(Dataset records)
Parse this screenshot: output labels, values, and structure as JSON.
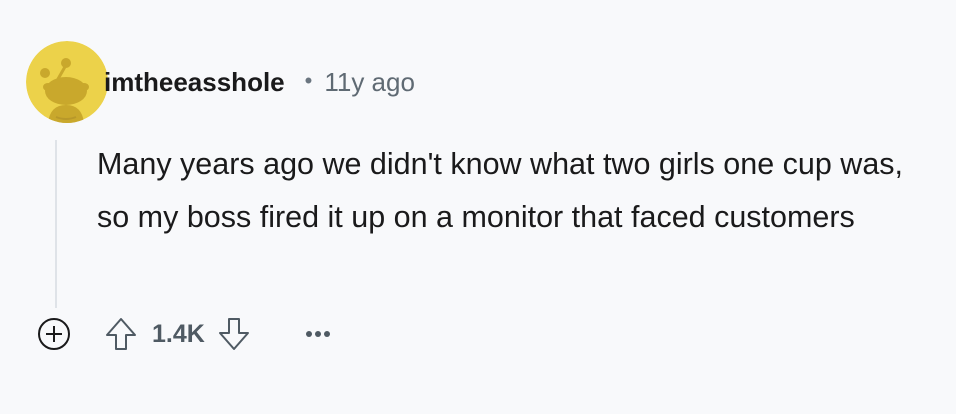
{
  "comment": {
    "username": "imtheeasshole",
    "separator": "•",
    "timestamp": "11y ago",
    "body": "Many years ago we didn't know what two girls one cup was, so my boss fired it up on a monitor that faced customers",
    "score": "1.4K"
  },
  "icons": {
    "avatar": "reddit-snoo-avatar",
    "expand": "plus-circle-icon",
    "upvote": "upvote-arrow-icon",
    "downvote": "downvote-arrow-icon",
    "more": "more-options-icon"
  },
  "colors": {
    "background": "#f8f9fb",
    "avatar_bg": "#ecd24a",
    "text": "#1a1a1b",
    "muted": "#5f6a73"
  }
}
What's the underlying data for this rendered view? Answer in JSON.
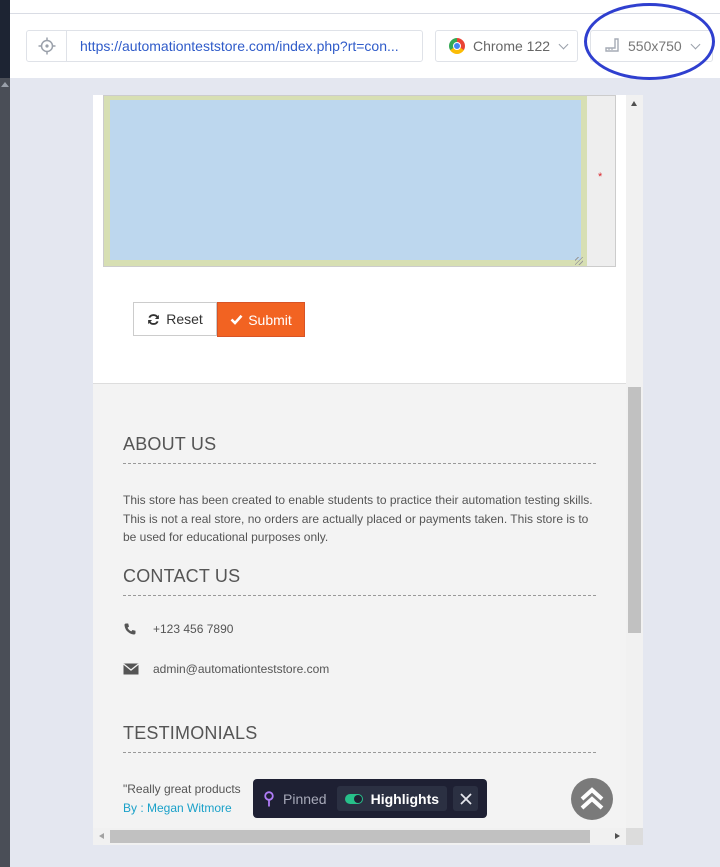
{
  "toolbar": {
    "url": "https://automationteststore.com/index.php?rt=con...",
    "browser": "Chrome 122",
    "viewport_size": "550x750"
  },
  "form": {
    "required_mark": "*",
    "reset_label": "Reset",
    "submit_label": "Submit"
  },
  "footer": {
    "about_title": "ABOUT US",
    "about_text": "This store has been created to enable students to practice their automation testing skills. This is not a real store, no orders are actually placed or payments taken. This store is to be used for educational purposes only.",
    "contact_title": "CONTACT US",
    "phone": "+123 456 7890",
    "email": "admin@automationteststore.com",
    "testimonials_title": "TESTIMONIALS",
    "quote": "\"Really great products",
    "quote_by": "By : Megan Witmore"
  },
  "pinned_bar": {
    "pinned_label": "Pinned",
    "highlights_label": "Highlights",
    "highlights_on": true
  },
  "colors": {
    "accent_submit": "#f26322",
    "link_blue": "#2f5bc9",
    "testimonial_author": "#1ba1c9",
    "annotation_circle": "#2f3fcf",
    "textarea_fill": "#bdd7ee",
    "toggle_on": "#27c08a"
  }
}
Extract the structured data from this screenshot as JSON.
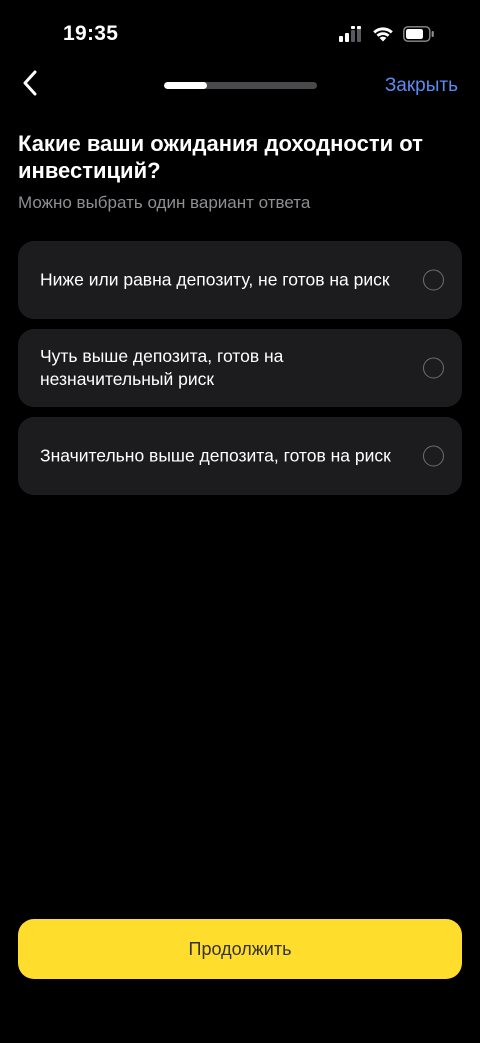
{
  "status_bar": {
    "time": "19:35",
    "icons": [
      "cellular-signal-icon",
      "wifi-icon",
      "battery-icon"
    ]
  },
  "nav": {
    "back_icon": "chevron-left-icon",
    "progress": 0.28,
    "close_label": "Закрыть"
  },
  "question": {
    "title": "Какие ваши ожидания доходности от инвестиций?",
    "subtitle": "Можно выбрать один вариант ответа"
  },
  "options": [
    {
      "label": "Ниже или равна депозиту, не готов на риск",
      "selected": false
    },
    {
      "label": "Чуть выше депозита, готов на незначительный риск",
      "selected": false
    },
    {
      "label": "Значительно выше депозита, готов на риск",
      "selected": false
    }
  ],
  "footer": {
    "continue_label": "Продолжить"
  },
  "colors": {
    "background": "#000000",
    "card": "#1c1c1e",
    "accent_button": "#ffdd2d",
    "link": "#5b8bf0",
    "secondary_text": "#8e8e93"
  }
}
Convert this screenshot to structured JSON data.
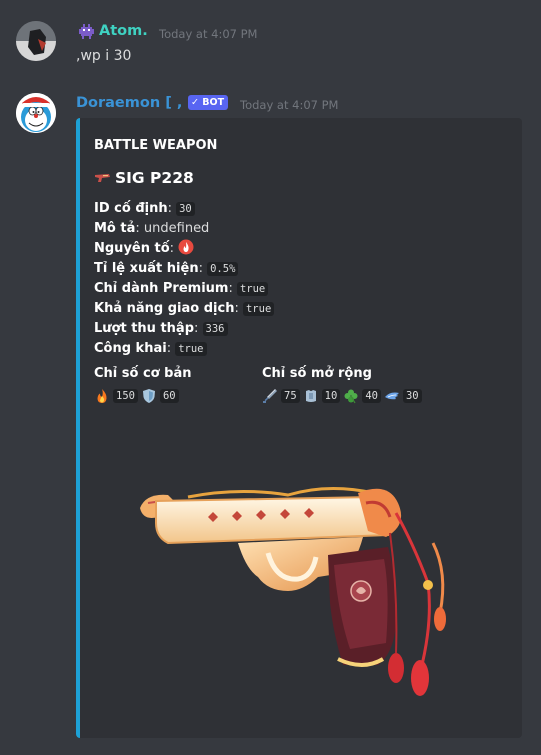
{
  "message1": {
    "username": "Atom.",
    "timestamp": "Today at 4:07 PM",
    "content": ",wp i 30",
    "username_color": "#3fd2c2"
  },
  "message2": {
    "username": "Doraemon [ , ]",
    "bot_badge": "BOT",
    "timestamp": "Today at 4:07 PM",
    "username_color": "#3a93d6"
  },
  "embed": {
    "accent_color": "#1da1d6",
    "title": "BATTLE WEAPON",
    "weapon_name": "SIG P228",
    "fields": [
      {
        "label": "ID cố định",
        "value": "30",
        "code": true
      },
      {
        "label": "Mô tả",
        "value": "undefined",
        "code": false
      },
      {
        "label": "Nguyên tố",
        "value": "fire-element-icon",
        "code": false,
        "icon": true
      },
      {
        "label": "Tỉ lệ xuất hiện",
        "value": "0.5%",
        "code": true
      },
      {
        "label": "Chỉ dành Premium",
        "value": "true",
        "code": true
      },
      {
        "label": "Khả năng giao dịch",
        "value": "true",
        "code": true
      },
      {
        "label": "Lượt thu thập",
        "value": "336",
        "code": true
      },
      {
        "label": "Công khai",
        "value": "true",
        "code": true
      }
    ],
    "base_stats": {
      "heading": "Chỉ số cơ bản",
      "items": [
        {
          "icon": "fire-icon",
          "value": "150"
        },
        {
          "icon": "shield-icon",
          "value": "60"
        }
      ]
    },
    "ext_stats": {
      "heading": "Chỉ số mở rộng",
      "items": [
        {
          "icon": "sword-icon",
          "value": "75"
        },
        {
          "icon": "armor-icon",
          "value": "10"
        },
        {
          "icon": "clover-icon",
          "value": "40"
        },
        {
          "icon": "wing-icon",
          "value": "30"
        }
      ]
    },
    "image": "weapon-image"
  }
}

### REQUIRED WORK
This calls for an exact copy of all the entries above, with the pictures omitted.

### EXPECTED ANSWER
Parse this screenshot: output labels, values, and structure as JSON.
{
  "comment": {
    "username": "imtheeasshole",
    "separator": "•",
    "timestamp": "11y ago",
    "body": "Many years ago we didn't know what two girls one cup was, so my boss fired it up on a monitor that faced customers",
    "score": "1.4K"
  },
  "icons": {
    "avatar": "reddit-snoo-avatar",
    "expand": "plus-circle-icon",
    "upvote": "upvote-arrow-icon",
    "downvote": "downvote-arrow-icon",
    "more": "more-options-icon"
  },
  "colors": {
    "background": "#f8f9fb",
    "avatar_bg": "#ecd24a",
    "text": "#1a1a1b",
    "muted": "#5f6a73"
  }
}
What's the underlying data for this rendered view? Answer in JSON.
{
  "toolbar": {
    "url": "https://automationteststore.com/index.php?rt=con...",
    "browser": "Chrome 122",
    "viewport_size": "550x750"
  },
  "form": {
    "required_mark": "*",
    "reset_label": "Reset",
    "submit_label": "Submit"
  },
  "footer": {
    "about_title": "ABOUT US",
    "about_text": "This store has been created to enable students to practice their automation testing skills. This is not a real store, no orders are actually placed or payments taken. This store is to be used for educational purposes only.",
    "contact_title": "CONTACT US",
    "phone": "+123 456 7890",
    "email": "admin@automationteststore.com",
    "testimonials_title": "TESTIMONIALS",
    "quote": "\"Really great products",
    "quote_by": "By : Megan Witmore"
  },
  "pinned_bar": {
    "pinned_label": "Pinned",
    "highlights_label": "Highlights",
    "highlights_on": true
  },
  "colors": {
    "accent_submit": "#f26322",
    "link_blue": "#2f5bc9",
    "testimonial_author": "#1ba1c9",
    "annotation_circle": "#2f3fcf",
    "textarea_fill": "#bdd7ee",
    "toggle_on": "#27c08a"
  }
}
Extract the structured data from this screenshot as JSON.
{
  "status_bar": {
    "time": "19:35",
    "icons": [
      "cellular-signal-icon",
      "wifi-icon",
      "battery-icon"
    ]
  },
  "nav": {
    "back_icon": "chevron-left-icon",
    "progress": 0.28,
    "close_label": "Закрыть"
  },
  "question": {
    "title": "Какие ваши ожидания доходности от инвестиций?",
    "subtitle": "Можно выбрать один вариант ответа"
  },
  "options": [
    {
      "label": "Ниже или равна депозиту, не готов на риск",
      "selected": false
    },
    {
      "label": "Чуть выше депозита, готов на незначительный риск",
      "selected": false
    },
    {
      "label": "Значительно выше депозита, готов на риск",
      "selected": false
    }
  ],
  "footer": {
    "continue_label": "Продолжить"
  },
  "colors": {
    "background": "#000000",
    "card": "#1c1c1e",
    "accent_button": "#ffdd2d",
    "link": "#5b8bf0",
    "secondary_text": "#8e8e93"
  }
}
Convert this screenshot to structured JSON data.
{
  "message1": {
    "username": "Atom.",
    "timestamp": "Today at 4:07 PM",
    "content": ",wp i 30",
    "username_color": "#3fd2c2"
  },
  "message2": {
    "username": "Doraemon [ , ]",
    "bot_badge": "BOT",
    "timestamp": "Today at 4:07 PM",
    "username_color": "#3a93d6"
  },
  "embed": {
    "accent_color": "#1da1d6",
    "title": "BATTLE WEAPON",
    "weapon_name": "SIG P228",
    "fields": [
      {
        "label": "ID cố định",
        "value": "30",
        "code": true
      },
      {
        "label": "Mô tả",
        "value": "undefined",
        "code": false
      },
      {
        "label": "Nguyên tố",
        "value": "fire-element-icon",
        "code": false,
        "icon": true
      },
      {
        "label": "Tỉ lệ xuất hiện",
        "value": "0.5%",
        "code": true
      },
      {
        "label": "Chỉ dành Premium",
        "value": "true",
        "code": true
      },
      {
        "label": "Khả năng giao dịch",
        "value": "true",
        "code": true
      },
      {
        "label": "Lượt thu thập",
        "value": "336",
        "code": true
      },
      {
        "label": "Công khai",
        "value": "true",
        "code": true
      }
    ],
    "base_stats": {
      "heading": "Chỉ số cơ bản",
      "items": [
        {
          "icon": "fire-icon",
          "value": "150"
        },
        {
          "icon": "shield-icon",
          "value": "60"
        }
      ]
    },
    "ext_stats": {
      "heading": "Chỉ số mở rộng",
      "items": [
        {
          "icon": "sword-icon",
          "value": "75"
        },
        {
          "icon": "armor-icon",
          "value": "10"
        },
        {
          "icon": "clover-icon",
          "value": "40"
        },
        {
          "icon": "wing-icon",
          "value": "30"
        }
      ]
    },
    "image": "weapon-image"
  }
}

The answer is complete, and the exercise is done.